BURLINGTON – A Philadelphia man who officials say set up a drug distribution business in Essex has been sentenced to six years in prison.

Wendell E. Saunders, 41, learned on Friday he will be on federal supervised release for three years after he is discharged from prison. He also is wanted for a possible parole violation in Philadelphia.

Saunders had already pleaded guilty in U.S. District Court to knowingly possessing heroin with intent to sell on Sept. 17, 2015, the day he was arrested in Essex Jct.

An Essex Police informant told investigators he started buying heroin, often 60 bags at a time, in August 2015 from Saunders, who used the street name “J,” court records show.

An Essex Police detective assigned to the U.S. Drug Enforcement Administration Task Force got two confidential informants from Essex to obtain drugs four times from Saunders in August and September 2015, court records show. They said the sales ranged from 30 to 100 bags.
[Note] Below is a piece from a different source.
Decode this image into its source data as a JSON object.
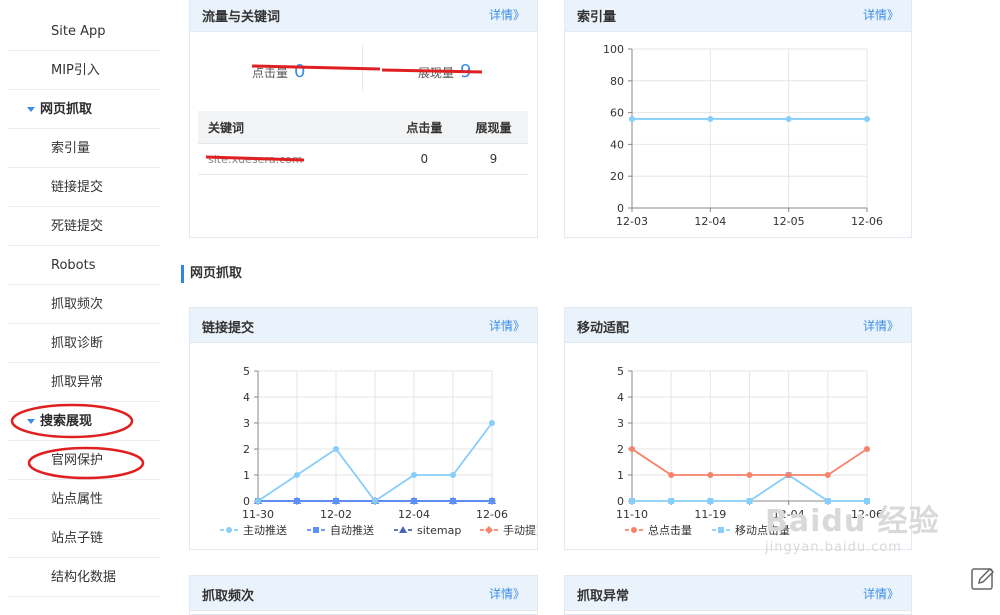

A couple of the early drug sales happened near apartments at 39 Prospect St. in Essex Jct., where the informant said he met Saunders, records show.

After one of the buys, Essex Police stopped a vehicle in which Saunders was a passenger. The driver was a Colchester man who was previously arrested for driving under the influence of drugs, records show.

Police noted Saunders had one cell phone in his hand and another under his leg. There were two more in the center console and one in the driver’s side door.

Saunders and the driver claimed they were going to a store and to the beach, but surveillance showed they did neither, the Essex drug detective said in court papers. Instead they drove directly to his girlfriend Allison Paquette’s apartment in Barre City.

After two drug sales, DEA taskforce members followed Saunders to the apartment at 29 South Main St. They arrested Saunders after he left Paquette’s apartment to Big Lots in Essex Jct. to complete a negotiated sale of 100 bags of heroin, court records show.

Police said they found 120 bags of heroin during the arrest, but Saunders denied ownership.

After the arrest, investigators conducted a court-ordered search of the Barre apartment and seized 1,030 bags of heroin, 88 grams of raw heroin, 64 grams of crack cocaine and some powder cocaine all inside a Coach bag in a bedroom, Assistant U.S. Attorney Wendy Fuller said in court papers.

Officers also found $10,000 in cash and two firearms, including an assault rifle in the living room couch and a .22 caliber revolver in a jewelry box in the bedroom, Fuller wrote. Paquette, whose brother works for the DEA, said the handgun was hers, but not the assault rifle, police said.

Saunders was indicted on four heroin sales and one charge of possession with intent to distribute heroin and crack cocaine.

Last Friday, Fuller asked for Saunders to be sentenced to 12.5 years in prison due to the nature of the crime and guns were found, and because Saunders is considered a career criminal under federal law. Among his felony convictions is an aggravated assault where he shot a person three times, Federal Judge Christina Reiss noted.

Defense attorney Jordana M. Levine said a five-year sentence was more appropriate. She objected to claims her client is a career criminal and the amount of drugs the government linked to him.

The federal sentencing guidelines, which are advisory, proposed a penalty between 12.5 and nearly 16 years. Reiss said she thought a shorter sentence was proper.

Paquette was initially charged in federal court under the so-called “crack house statute” by making her home available for the distribution and use of illegal drugs, Fuller said. That case was later dropped by the U.S. Attorney’s Office.

While questioning Paquette, DEA agents attempted to use her brother’s employment to get her to cooperate, but it did not seem to work, documents show. Court records hint the relationship between the siblings might be strained.

“She is not a person on Team U.S.A.,” Fuller told the court. “She is in love with [Saunders]. She wants to protect him.”

The Vermont Drug Task Force also linked Paquette, who lived on Pearl Street in Burlington in 2014, to a heroin distribution case involving two men selling heroin from a residence where she stayed, court records show.

The Saunders case dragged on due to its complexity and because the defendant went through five court-appointed lawyers over the past three years.

“My addiction got out of hand,” said Saunders, who reported he had several medical issues related to pain. “I just want to say I’m not a bad person.

“I let my addiction take the best of me,” he told Judge Reiss.

Reiss said it appeared Saunders had strong family ties with his children, his mother, daughters and with Paquette.

Saunders will get credit for his three years in prison. Reiss told Saunders he could get up to a year taken off his sentence if he is accepted into a 500-hour substance abuse treatment program within the Federal Bureau of Prisons, but admission is not automatic.

Saunders also faces a potential parole violation in Pennsylvania when he is released. Fuller urged Reiss not to consider that case and allow authorities there to deal with the violation.